DIRECTIONS:
Print every record exactly, with nothing added or left out.
======== MATERIAL FOR THIS TASK
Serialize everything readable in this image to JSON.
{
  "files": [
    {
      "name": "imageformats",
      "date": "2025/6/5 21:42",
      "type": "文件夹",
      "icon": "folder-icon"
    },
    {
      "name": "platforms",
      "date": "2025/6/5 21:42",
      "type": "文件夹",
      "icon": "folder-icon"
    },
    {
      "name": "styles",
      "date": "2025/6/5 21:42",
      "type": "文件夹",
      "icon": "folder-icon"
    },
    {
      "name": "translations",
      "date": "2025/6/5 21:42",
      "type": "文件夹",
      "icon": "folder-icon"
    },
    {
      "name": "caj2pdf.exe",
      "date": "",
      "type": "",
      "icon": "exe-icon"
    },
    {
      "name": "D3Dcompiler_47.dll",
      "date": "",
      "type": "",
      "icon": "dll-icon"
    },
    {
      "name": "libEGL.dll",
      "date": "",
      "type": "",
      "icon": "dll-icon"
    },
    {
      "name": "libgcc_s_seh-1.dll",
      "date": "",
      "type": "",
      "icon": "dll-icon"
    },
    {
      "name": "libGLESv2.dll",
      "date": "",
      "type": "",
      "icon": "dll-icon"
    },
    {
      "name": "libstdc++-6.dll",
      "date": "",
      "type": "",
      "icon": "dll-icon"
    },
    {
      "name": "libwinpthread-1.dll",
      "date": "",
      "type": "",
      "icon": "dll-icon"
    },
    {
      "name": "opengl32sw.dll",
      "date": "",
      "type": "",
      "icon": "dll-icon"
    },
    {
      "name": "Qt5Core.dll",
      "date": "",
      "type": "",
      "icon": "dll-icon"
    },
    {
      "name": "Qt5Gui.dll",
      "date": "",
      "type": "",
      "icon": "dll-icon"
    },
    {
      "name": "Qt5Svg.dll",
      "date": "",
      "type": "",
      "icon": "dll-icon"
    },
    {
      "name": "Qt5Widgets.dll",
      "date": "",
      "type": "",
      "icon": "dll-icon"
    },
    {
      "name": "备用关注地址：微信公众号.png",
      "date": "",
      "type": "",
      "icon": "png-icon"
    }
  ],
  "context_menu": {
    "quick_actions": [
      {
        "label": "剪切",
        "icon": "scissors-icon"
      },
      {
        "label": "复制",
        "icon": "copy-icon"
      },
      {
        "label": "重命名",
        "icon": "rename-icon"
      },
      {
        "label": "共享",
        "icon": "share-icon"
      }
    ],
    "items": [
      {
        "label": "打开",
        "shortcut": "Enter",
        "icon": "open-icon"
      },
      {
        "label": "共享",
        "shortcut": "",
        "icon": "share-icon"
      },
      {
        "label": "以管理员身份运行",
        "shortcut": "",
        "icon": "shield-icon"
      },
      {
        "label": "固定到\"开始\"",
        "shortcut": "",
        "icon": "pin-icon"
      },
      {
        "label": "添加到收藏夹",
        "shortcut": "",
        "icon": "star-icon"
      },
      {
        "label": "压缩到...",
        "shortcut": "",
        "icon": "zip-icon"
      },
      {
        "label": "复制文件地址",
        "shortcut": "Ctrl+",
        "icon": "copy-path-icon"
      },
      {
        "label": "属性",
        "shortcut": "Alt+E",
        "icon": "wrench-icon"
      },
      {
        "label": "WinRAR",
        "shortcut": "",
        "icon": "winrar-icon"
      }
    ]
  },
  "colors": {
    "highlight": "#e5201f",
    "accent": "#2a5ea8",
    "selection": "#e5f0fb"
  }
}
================
YOUR SOLUTION:
Serialize everything readable in this image to JSON.
{
  "files": [
    {
      "name": "imageformats",
      "date": "2025/6/5 21:42",
      "type": "文件夹",
      "icon": "folder-icon"
    },
    {
      "name": "platforms",
      "date": "2025/6/5 21:42",
      "type": "文件夹",
      "icon": "folder-icon"
    },
    {
      "name": "styles",
      "date": "2025/6/5 21:42",
      "type": "文件夹",
      "icon": "folder-icon"
    },
    {
      "name": "translations",
      "date": "2025/6/5 21:42",
      "type": "文件夹",
      "icon": "folder-icon"
    },
    {
      "name": "caj2pdf.exe",
      "date": "",
      "type": "",
      "icon": "exe-icon"
    },
    {
      "name": "D3Dcompiler_47.dll",
      "date": "",
      "type": "",
      "icon": "dll-icon"
    },
    {
      "name": "libEGL.dll",
      "date": "",
      "type": "",
      "icon": "dll-icon"
    },
    {
      "name": "libgcc_s_seh-1.dll",
      "date": "",
      "type": "",
      "icon": "dll-icon"
    },
    {
      "name": "libGLESv2.dll",
      "date": "",
      "type": "",
      "icon": "dll-icon"
    },
    {
      "name": "libstdc++-6.dll",
      "date": "",
      "type": "",
      "icon": "dll-icon"
    },
    {
      "name": "libwinpthread-1.dll",
      "date": "",
      "type": "",
      "icon": "dll-icon"
    },
    {
      "name": "opengl32sw.dll",
      "date": "",
      "type": "",
      "icon": "dll-icon"
    },
    {
      "name": "Qt5Core.dll",
      "date": "",
      "type": "",
      "icon": "dll-icon"
    },
    {
      "name": "Qt5Gui.dll",
      "date": "",
      "type": "",
      "icon": "dll-icon"
    },
    {
      "name": "Qt5Svg.dll",
      "date": "",
      "type": "",
      "icon": "dll-icon"
    },
    {
      "name": "Qt5Widgets.dll",
      "date": "",
      "type": "",
      "icon": "dll-icon"
    },
    {
      "name": "备用关注地址：微信公众号.png",
      "date": "",
      "type": "",
      "icon": "png-icon"
    }
  ],
  "context_menu": {
    "quick_actions": [
      {
        "label": "剪切",
        "icon": "scissors-icon"
      },
      {
        "label": "复制",
        "icon": "copy-icon"
      },
      {
        "label": "重命名",
        "icon": "rename-icon"
      },
      {
        "label": "共享",
        "icon": "share-icon"
      }
    ],
    "items": [
      {
        "label": "打开",
        "shortcut": "Enter",
        "icon": "open-icon"
      },
      {
        "label": "共享",
        "shortcut": "",
        "icon": "share-icon"
      },
      {
        "label": "以管理员身份运行",
        "shortcut": "",
        "icon": "shield-icon"
      },
      {
        "label": "固定到\"开始\"",
        "shortcut": "",
        "icon": "pin-icon"
      },
      {
        "label": "添加到收藏夹",
        "shortcut": "",
        "icon": "star-icon"
      },
      {
        "label": "压缩到...",
        "shortcut": "",
        "icon": "zip-icon"
      },
      {
        "label": "复制文件地址",
        "shortcut": "Ctrl+",
        "icon": "copy-path-icon"
      },
      {
        "label": "属性",
        "shortcut": "Alt+E",
        "icon": "wrench-icon"
      },
      {
        "label": "WinRAR",
        "shortcut": "",
        "icon": "winrar-icon"
      }
    ]
  },
  "colors": {
    "highlight": "#e5201f",
    "accent": "#2a5ea8",
    "selection": "#e5f0fb"
  }
}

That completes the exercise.